### [Dataset]
++++++++++++++++++++

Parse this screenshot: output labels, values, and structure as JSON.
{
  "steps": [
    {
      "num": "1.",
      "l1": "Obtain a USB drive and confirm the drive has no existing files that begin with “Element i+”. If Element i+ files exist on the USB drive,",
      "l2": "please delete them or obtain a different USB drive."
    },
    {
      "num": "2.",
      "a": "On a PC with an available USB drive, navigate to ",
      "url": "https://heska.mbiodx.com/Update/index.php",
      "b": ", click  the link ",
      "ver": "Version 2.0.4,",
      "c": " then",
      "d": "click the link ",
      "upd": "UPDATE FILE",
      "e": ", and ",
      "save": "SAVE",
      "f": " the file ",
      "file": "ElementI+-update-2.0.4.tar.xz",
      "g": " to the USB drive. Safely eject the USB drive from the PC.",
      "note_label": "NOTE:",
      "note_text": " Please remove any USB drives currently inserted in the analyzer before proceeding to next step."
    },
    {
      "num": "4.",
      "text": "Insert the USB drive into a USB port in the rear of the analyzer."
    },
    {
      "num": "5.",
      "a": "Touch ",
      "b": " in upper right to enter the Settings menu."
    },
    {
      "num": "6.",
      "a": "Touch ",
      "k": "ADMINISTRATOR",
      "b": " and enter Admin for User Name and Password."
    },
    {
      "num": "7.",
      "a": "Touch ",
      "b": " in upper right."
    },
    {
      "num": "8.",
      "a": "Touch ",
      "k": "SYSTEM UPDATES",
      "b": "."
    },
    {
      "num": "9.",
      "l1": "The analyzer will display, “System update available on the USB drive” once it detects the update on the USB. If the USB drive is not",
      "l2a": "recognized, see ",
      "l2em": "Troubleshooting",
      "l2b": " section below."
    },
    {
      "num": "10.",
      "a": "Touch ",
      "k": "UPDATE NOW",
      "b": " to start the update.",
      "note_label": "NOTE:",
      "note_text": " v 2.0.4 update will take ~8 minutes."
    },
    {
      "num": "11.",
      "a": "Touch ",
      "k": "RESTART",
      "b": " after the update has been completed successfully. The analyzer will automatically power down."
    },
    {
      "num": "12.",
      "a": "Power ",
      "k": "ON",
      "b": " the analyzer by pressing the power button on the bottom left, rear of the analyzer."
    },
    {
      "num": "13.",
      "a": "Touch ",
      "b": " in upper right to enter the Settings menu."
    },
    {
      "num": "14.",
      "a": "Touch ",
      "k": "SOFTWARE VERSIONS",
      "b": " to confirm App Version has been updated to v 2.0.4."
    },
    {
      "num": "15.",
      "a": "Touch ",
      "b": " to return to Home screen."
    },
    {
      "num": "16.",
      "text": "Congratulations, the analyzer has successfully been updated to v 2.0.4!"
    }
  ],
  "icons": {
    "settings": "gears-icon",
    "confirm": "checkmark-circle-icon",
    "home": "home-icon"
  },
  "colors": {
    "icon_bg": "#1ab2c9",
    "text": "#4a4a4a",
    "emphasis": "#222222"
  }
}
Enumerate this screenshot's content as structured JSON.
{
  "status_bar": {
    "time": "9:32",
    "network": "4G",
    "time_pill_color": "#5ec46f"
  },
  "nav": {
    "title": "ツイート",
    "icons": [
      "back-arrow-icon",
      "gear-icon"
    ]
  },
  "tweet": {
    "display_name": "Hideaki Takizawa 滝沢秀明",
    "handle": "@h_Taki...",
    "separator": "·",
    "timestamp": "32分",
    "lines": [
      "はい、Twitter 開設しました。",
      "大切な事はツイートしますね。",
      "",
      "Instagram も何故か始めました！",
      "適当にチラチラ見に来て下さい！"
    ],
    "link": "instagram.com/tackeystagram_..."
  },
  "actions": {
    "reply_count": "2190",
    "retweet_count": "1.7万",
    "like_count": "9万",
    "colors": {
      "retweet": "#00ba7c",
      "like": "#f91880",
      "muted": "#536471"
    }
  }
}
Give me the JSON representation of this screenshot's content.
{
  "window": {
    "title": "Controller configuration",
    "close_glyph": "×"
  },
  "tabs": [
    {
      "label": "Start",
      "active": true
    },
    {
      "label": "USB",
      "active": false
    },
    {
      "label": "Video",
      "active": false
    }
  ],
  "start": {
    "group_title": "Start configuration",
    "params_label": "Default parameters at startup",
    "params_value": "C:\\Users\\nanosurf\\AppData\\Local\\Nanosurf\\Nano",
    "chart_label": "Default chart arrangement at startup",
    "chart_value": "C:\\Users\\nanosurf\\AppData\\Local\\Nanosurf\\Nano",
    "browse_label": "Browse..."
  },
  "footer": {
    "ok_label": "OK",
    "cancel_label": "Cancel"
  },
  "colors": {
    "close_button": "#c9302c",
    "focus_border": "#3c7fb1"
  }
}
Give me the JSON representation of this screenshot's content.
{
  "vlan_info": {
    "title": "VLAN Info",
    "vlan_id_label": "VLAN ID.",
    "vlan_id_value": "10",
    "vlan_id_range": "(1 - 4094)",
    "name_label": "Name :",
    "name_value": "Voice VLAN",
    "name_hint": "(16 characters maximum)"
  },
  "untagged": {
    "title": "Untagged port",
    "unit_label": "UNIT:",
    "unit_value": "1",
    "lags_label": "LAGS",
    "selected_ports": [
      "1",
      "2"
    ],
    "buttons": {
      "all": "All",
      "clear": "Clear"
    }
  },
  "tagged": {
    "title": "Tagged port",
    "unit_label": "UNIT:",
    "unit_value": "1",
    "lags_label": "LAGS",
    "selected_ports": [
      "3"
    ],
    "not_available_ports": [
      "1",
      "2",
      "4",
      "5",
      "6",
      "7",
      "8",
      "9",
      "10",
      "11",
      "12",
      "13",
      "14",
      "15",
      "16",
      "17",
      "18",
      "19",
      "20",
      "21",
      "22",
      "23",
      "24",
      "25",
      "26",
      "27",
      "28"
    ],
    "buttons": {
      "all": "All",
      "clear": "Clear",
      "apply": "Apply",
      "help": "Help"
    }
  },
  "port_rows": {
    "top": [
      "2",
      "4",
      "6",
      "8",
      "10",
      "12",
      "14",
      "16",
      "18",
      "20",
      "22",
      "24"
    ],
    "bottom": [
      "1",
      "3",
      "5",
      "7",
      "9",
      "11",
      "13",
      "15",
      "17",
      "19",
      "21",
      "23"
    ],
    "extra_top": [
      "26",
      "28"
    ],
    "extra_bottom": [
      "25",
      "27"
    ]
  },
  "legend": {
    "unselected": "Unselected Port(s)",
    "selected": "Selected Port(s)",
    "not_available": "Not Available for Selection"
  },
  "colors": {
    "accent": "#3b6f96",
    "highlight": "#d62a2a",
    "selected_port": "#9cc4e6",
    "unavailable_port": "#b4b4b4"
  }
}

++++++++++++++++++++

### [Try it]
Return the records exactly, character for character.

### [Solution to the exercise]
Parse this screenshot: output labels, values, and structure as JSON.
{
  "steps": [
    {
      "num": "1.",
      "l1": "Obtain a USB drive and confirm the drive has no existing files that begin with “Element i+”. If Element i+ files exist on the USB drive,",
      "l2": "please delete them or obtain a different USB drive."
    },
    {
      "num": "2.",
      "a": "On a PC with an available USB drive, navigate to ",
      "url": "https://heska.mbiodx.com/Update/index.php",
      "b": ", click  the link ",
      "ver": "Version 2.0.4,",
      "c": " then",
      "d": "click the link ",
      "upd": "UPDATE FILE",
      "e": ", and ",
      "save": "SAVE",
      "f": " the file ",
      "file": "ElementI+-update-2.0.4.tar.xz",
      "g": " to the USB drive. Safely eject the USB drive from the PC.",
      "note_label": "NOTE:",
      "note_text": " Please remove any USB drives currently inserted in the analyzer before proceeding to next step."
    },
    {
      "num": "4.",
      "text": "Insert the USB drive into a USB port in the rear of the analyzer."
    },
    {
      "num": "5.",
      "a": "Touch ",
      "b": " in upper right to enter the Settings menu."
    },
    {
      "num": "6.",
      "a": "Touch ",
      "k": "ADMINISTRATOR",
      "b": " and enter Admin for User Name and Password."
    },
    {
      "num": "7.",
      "a": "Touch ",
      "b": " in upper right."
    },
    {
      "num": "8.",
      "a": "Touch ",
      "k": "SYSTEM UPDATES",
      "b": "."
    },
    {
      "num": "9.",
      "l1": "The analyzer will display, “System update available on the USB drive” once it detects the update on the USB. If the USB drive is not",
      "l2a": "recognized, see ",
      "l2em": "Troubleshooting",
      "l2b": " section below."
    },
    {
      "num": "10.",
      "a": "Touch ",
      "k": "UPDATE NOW",
      "b": " to start the update.",
      "note_label": "NOTE:",
      "note_text": " v 2.0.4 update will take ~8 minutes."
    },
    {
      "num": "11.",
      "a": "Touch ",
      "k": "RESTART",
      "b": " after the update has been completed successfully. The analyzer will automatically power down."
    },
    {
      "num": "12.",
      "a": "Power ",
      "k": "ON",
      "b": " the analyzer by pressing the power button on the bottom left, rear of the analyzer."
    },
    {
      "num": "13.",
      "a": "Touch ",
      "b": " in upper right to enter the Settings menu."
    },
    {
      "num": "14.",
      "a": "Touch ",
      "k": "SOFTWARE VERSIONS",
      "b": " to confirm App Version has been updated to v 2.0.4."
    },
    {
      "num": "15.",
      "a": "Touch ",
      "b": " to return to Home screen."
    },
    {
      "num": "16.",
      "text": "Congratulations, the analyzer has successfully been updated to v 2.0.4!"
    }
  ],
  "icons": {
    "settings": "gears-icon",
    "confirm": "checkmark-circle-icon",
    "home": "home-icon"
  },
  "colors": {
    "icon_bg": "#1ab2c9",
    "text": "#4a4a4a",
    "emphasis": "#222222"
  }
}
Enumerate this screenshot's content as structured JSON.
{
  "status_bar": {
    "time": "9:32",
    "network": "4G",
    "time_pill_color": "#5ec46f"
  },
  "nav": {
    "title": "ツイート",
    "icons": [
      "back-arrow-icon",
      "gear-icon"
    ]
  },
  "tweet": {
    "display_name": "Hideaki Takizawa 滝沢秀明",
    "handle": "@h_Taki...",
    "separator": "·",
    "timestamp": "32分",
    "lines": [
      "はい、Twitter 開設しました。",
      "大切な事はツイートしますね。",
      "",
      "Instagram も何故か始めました！",
      "適当にチラチラ見に来て下さい！"
    ],
    "link": "instagram.com/tackeystagram_..."
  },
  "actions": {
    "reply_count": "2190",
    "retweet_count": "1.7万",
    "like_count": "9万",
    "colors": {
      "retweet": "#00ba7c",
      "like": "#f91880",
      "muted": "#536471"
    }
  }
}
Give me the JSON representation of this screenshot's content.
{
  "window": {
    "title": "Controller configuration",
    "close_glyph": "×"
  },
  "tabs": [
    {
      "label": "Start",
      "active": true
    },
    {
      "label": "USB",
      "active": false
    },
    {
      "label": "Video",
      "active": false
    }
  ],
  "start": {
    "group_title": "Start configuration",
    "params_label": "Default parameters at startup",
    "params_value": "C:\\Users\\nanosurf\\AppData\\Local\\Nanosurf\\Nano",
    "chart_label": "Default chart arrangement at startup",
    "chart_value": "C:\\Users\\nanosurf\\AppData\\Local\\Nanosurf\\Nano",
    "browse_label": "Browse..."
  },
  "footer": {
    "ok_label": "OK",
    "cancel_label": "Cancel"
  },
  "colors": {
    "close_button": "#c9302c",
    "focus_border": "#3c7fb1"
  }
}
Give me the JSON representation of this screenshot's content.
{
  "vlan_info": {
    "title": "VLAN Info",
    "vlan_id_label": "VLAN ID.",
    "vlan_id_value": "10",
    "vlan_id_range": "(1 - 4094)",
    "name_label": "Name :",
    "name_value": "Voice VLAN",
    "name_hint": "(16 characters maximum)"
  },
  "untagged": {
    "title": "Untagged port",
    "unit_label": "UNIT:",
    "unit_value": "1",
    "lags_label": "LAGS",
    "selected_ports": [
      "1",
      "2"
    ],
    "buttons": {
      "all": "All",
      "clear": "Clear"
    }
  },
  "tagged": {
    "title": "Tagged port",
    "unit_label": "UNIT:",
    "unit_value": "1",
    "lags_label": "LAGS",
    "selected_ports": [
      "3"
    ],
    "not_available_ports": [
      "1",
      "2",
      "4",
      "5",
      "6",
      "7",
      "8",
      "9",
      "10",
      "11",
      "12",
      "13",
      "14",
      "15",
      "16",
      "17",
      "18",
      "19",
      "20",
      "21",
      "22",
      "23",
      "24",
      "25",
      "26",
      "27",
      "28"
    ],
    "buttons": {
      "all": "All",
      "clear": "Clear",
      "apply": "Apply",
      "help": "Help"
    }
  },
  "port_rows": {
    "top": [
      "2",
      "4",
      "6",
      "8",
      "10",
      "12",
      "14",
      "16",
      "18",
      "20",
      "22",
      "24"
    ],
    "bottom": [
      "1",
      "3",
      "5",
      "7",
      "9",
      "11",
      "13",
      "15",
      "17",
      "19",
      "21",
      "23"
    ],
    "extra_top": [
      "26",
      "28"
    ],
    "extra_bottom": [
      "25",
      "27"
    ]
  },
  "legend": {
    "unselected": "Unselected Port(s)",
    "selected": "Selected Port(s)",
    "not_available": "Not Available for Selection"
  },
  "colors": {
    "accent": "#3b6f96",
    "highlight": "#d62a2a",
    "selected_port": "#9cc4e6",
    "unavailable_port": "#b4b4b4"
  }
}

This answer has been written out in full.